## Data shown
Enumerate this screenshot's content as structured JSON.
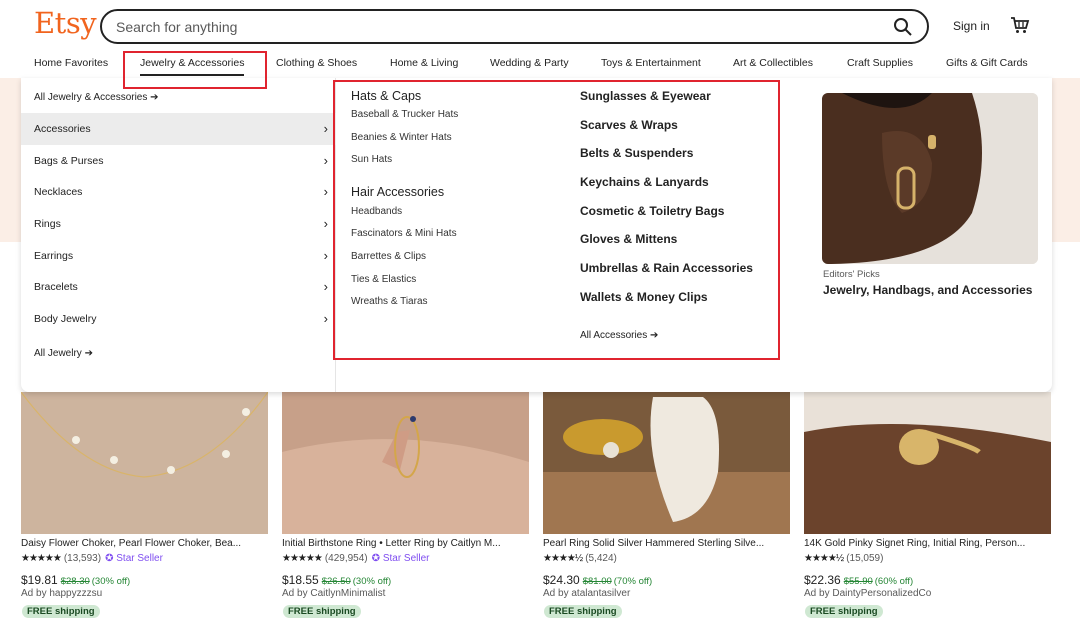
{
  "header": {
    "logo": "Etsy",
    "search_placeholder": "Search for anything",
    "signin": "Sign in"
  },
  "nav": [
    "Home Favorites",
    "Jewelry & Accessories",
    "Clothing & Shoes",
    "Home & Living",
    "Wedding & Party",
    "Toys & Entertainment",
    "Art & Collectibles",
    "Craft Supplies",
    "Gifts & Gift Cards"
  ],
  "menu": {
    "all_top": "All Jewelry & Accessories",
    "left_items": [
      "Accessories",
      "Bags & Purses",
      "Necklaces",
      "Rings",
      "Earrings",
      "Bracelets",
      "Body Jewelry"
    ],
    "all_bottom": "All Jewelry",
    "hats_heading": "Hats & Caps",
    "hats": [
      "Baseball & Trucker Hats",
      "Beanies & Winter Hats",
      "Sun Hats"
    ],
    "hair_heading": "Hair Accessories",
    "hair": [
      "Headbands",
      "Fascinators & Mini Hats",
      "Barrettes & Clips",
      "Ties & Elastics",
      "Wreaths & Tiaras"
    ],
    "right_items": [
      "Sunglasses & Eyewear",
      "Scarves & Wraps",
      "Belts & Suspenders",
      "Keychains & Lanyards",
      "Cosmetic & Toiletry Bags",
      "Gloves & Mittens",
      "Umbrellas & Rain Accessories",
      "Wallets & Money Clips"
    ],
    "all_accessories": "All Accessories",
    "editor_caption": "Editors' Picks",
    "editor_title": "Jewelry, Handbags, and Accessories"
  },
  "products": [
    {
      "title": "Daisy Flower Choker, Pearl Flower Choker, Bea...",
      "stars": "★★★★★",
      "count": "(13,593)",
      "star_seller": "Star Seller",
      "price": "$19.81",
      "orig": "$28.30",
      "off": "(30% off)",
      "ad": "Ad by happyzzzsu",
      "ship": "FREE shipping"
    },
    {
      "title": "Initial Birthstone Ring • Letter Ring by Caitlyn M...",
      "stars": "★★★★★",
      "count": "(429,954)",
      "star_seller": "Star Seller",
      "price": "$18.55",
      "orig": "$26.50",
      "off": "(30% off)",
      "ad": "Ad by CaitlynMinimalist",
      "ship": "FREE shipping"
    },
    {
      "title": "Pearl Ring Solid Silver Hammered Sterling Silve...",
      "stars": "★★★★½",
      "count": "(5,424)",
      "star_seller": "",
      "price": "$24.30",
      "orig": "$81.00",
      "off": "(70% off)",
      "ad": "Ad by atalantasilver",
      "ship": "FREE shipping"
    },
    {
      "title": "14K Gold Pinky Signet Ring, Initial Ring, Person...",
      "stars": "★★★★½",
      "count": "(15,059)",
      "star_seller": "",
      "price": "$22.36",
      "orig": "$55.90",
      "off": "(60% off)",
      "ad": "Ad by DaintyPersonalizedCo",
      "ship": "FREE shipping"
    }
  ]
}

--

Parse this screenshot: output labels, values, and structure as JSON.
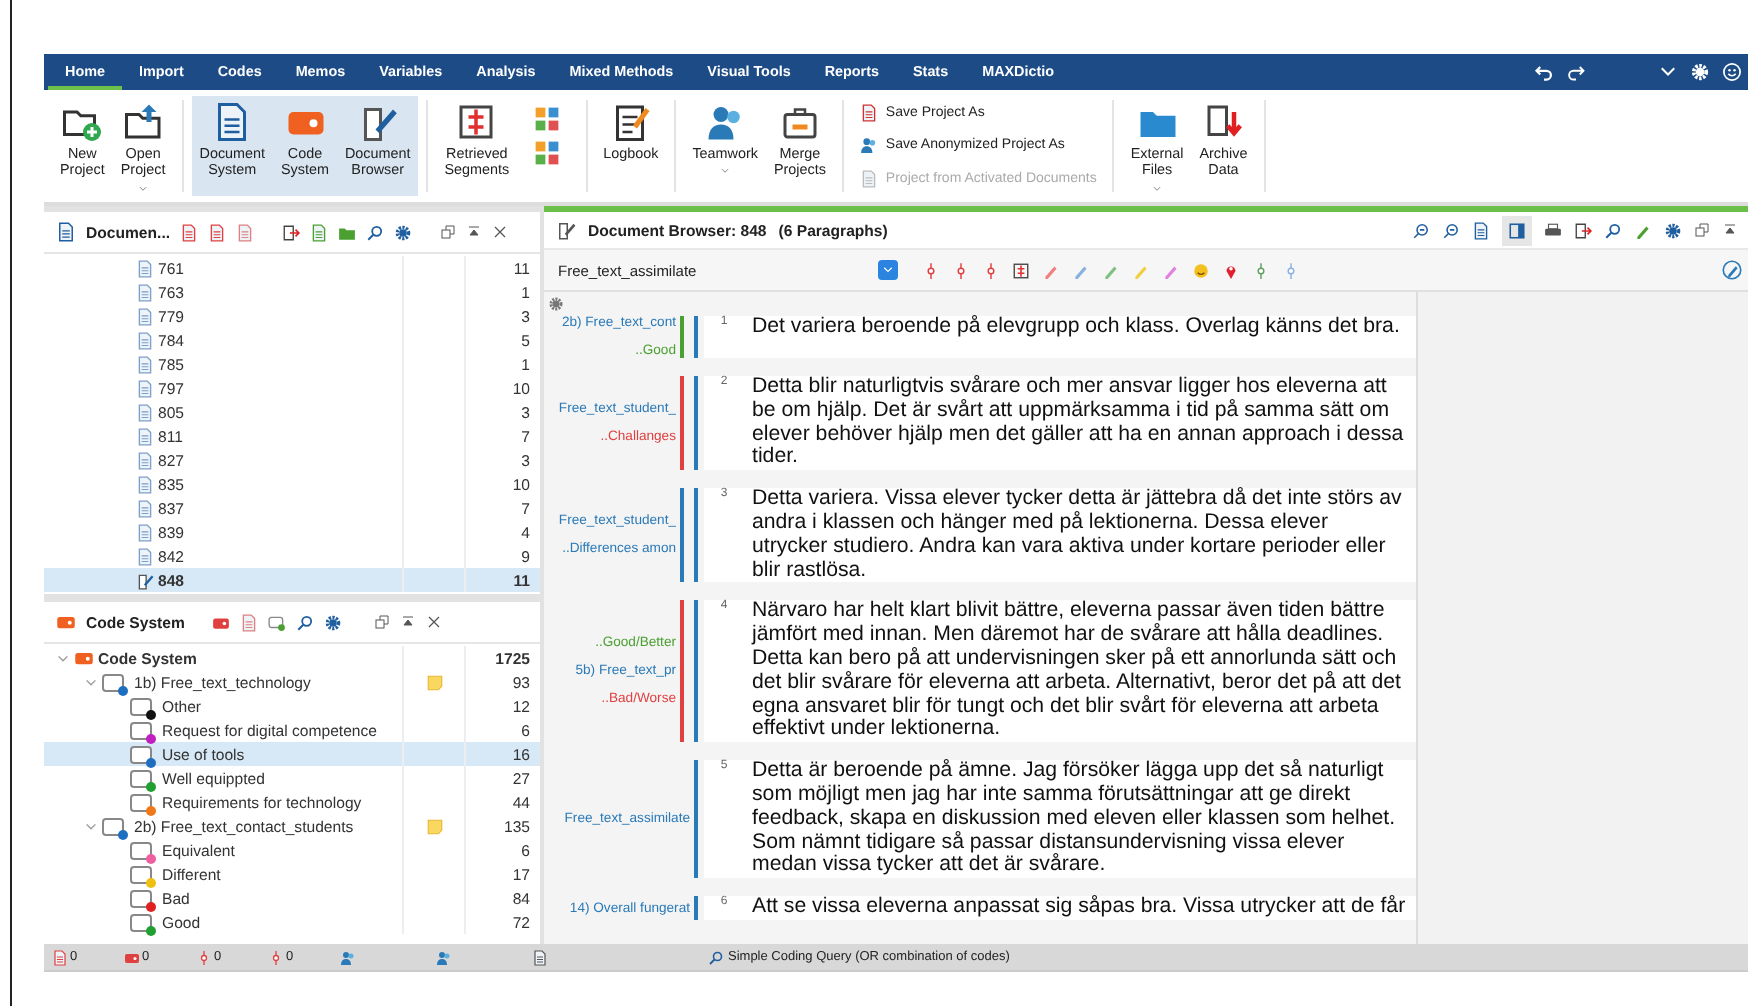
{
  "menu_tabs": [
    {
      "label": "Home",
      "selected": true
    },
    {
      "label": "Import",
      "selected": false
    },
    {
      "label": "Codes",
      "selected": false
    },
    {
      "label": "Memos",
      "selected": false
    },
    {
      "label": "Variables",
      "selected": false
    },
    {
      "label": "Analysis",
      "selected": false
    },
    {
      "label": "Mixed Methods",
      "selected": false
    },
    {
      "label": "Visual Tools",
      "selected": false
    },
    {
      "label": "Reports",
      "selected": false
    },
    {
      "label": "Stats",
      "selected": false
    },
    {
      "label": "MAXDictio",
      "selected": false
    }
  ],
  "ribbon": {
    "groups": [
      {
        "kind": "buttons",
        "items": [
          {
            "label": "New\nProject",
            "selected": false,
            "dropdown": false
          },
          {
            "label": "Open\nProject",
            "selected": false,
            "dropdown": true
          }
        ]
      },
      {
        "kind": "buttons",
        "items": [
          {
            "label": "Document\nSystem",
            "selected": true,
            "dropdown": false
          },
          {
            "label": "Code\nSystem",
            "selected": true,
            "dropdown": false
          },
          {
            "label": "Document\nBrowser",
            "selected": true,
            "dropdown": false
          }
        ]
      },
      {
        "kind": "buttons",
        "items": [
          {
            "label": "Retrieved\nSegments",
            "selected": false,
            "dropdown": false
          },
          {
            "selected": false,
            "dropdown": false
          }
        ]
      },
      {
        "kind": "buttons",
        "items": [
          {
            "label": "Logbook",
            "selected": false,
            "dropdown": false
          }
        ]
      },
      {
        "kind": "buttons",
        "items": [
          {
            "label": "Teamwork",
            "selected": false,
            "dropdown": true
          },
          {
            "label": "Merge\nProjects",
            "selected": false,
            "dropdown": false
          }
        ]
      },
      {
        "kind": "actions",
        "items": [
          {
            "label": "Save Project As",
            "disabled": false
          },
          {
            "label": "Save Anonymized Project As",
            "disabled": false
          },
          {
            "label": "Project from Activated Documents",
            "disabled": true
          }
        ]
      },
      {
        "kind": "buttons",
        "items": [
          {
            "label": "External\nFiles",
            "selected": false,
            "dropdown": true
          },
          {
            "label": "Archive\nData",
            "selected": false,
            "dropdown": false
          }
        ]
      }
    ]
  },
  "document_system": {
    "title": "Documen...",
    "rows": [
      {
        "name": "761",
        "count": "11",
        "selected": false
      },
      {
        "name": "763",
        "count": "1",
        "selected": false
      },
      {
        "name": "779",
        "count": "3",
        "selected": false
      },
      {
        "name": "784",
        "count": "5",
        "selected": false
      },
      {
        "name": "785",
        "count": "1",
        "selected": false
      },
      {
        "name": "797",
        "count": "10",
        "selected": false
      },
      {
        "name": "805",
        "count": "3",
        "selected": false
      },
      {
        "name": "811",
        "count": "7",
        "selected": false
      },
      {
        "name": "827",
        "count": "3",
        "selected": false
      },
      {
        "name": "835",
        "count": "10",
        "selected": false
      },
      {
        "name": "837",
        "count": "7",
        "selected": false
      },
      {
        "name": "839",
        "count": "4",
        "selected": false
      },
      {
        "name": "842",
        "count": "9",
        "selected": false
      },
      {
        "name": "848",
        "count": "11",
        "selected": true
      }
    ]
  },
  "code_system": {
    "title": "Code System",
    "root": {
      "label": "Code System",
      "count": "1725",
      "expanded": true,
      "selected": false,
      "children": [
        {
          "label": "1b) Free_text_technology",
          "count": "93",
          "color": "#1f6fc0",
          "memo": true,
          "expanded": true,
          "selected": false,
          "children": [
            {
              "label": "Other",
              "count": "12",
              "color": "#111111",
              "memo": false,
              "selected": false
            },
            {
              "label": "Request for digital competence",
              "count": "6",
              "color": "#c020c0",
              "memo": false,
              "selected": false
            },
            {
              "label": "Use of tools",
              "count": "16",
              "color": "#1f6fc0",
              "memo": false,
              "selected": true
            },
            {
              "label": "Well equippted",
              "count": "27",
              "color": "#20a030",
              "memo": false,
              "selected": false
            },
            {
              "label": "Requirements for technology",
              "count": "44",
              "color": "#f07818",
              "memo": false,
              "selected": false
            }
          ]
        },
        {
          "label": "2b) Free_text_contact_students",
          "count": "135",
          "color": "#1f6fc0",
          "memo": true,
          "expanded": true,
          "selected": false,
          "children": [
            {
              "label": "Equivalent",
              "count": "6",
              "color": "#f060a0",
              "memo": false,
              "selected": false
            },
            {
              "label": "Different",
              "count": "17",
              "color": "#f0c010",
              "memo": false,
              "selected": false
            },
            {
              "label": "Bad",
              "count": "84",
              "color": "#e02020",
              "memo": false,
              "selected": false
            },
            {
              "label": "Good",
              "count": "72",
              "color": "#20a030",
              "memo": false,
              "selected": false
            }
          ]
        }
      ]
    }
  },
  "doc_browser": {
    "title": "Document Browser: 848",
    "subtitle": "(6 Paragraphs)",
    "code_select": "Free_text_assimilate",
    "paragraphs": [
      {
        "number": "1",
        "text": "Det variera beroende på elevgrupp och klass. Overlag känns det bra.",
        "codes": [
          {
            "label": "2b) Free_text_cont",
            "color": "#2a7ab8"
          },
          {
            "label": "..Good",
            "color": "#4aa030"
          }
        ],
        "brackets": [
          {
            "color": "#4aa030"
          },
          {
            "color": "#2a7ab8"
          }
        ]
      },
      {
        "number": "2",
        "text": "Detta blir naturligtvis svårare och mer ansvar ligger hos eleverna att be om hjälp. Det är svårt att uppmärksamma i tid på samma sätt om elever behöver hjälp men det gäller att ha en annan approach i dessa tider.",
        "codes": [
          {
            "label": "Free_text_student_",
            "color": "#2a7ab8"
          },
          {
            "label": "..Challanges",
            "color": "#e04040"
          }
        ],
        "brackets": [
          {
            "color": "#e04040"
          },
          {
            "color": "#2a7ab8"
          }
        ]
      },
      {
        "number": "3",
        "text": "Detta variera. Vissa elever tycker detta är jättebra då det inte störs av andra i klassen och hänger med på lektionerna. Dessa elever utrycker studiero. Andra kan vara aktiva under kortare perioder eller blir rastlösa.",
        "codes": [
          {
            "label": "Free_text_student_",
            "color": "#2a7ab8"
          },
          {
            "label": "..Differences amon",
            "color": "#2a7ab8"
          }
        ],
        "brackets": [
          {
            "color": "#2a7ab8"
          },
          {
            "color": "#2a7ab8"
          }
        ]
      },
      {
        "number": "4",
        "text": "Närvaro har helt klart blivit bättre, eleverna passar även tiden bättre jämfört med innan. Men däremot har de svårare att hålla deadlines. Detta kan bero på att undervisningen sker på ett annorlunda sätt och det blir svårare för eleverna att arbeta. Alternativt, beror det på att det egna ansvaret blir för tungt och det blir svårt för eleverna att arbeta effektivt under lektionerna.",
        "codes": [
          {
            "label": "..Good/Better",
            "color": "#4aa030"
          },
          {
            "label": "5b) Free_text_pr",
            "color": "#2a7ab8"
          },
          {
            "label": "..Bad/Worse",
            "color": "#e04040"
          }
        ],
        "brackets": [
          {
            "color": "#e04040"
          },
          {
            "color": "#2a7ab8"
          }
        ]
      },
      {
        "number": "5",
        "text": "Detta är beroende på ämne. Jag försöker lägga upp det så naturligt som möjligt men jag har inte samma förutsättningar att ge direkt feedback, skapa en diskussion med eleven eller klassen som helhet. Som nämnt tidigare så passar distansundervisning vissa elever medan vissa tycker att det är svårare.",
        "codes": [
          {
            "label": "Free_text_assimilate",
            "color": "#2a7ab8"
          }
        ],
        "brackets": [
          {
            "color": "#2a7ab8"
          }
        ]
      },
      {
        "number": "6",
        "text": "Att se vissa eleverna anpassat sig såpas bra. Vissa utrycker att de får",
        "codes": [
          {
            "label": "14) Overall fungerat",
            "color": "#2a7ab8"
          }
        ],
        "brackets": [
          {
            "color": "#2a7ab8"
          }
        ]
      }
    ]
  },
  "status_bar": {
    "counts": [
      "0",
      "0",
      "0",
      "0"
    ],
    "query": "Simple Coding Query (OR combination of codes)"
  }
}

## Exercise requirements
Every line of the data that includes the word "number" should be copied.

## Exercise output
        "number": "1",
        "number": "2",
        "number": "3",
        "number": "4",
        "number": "5",
        "number": "6",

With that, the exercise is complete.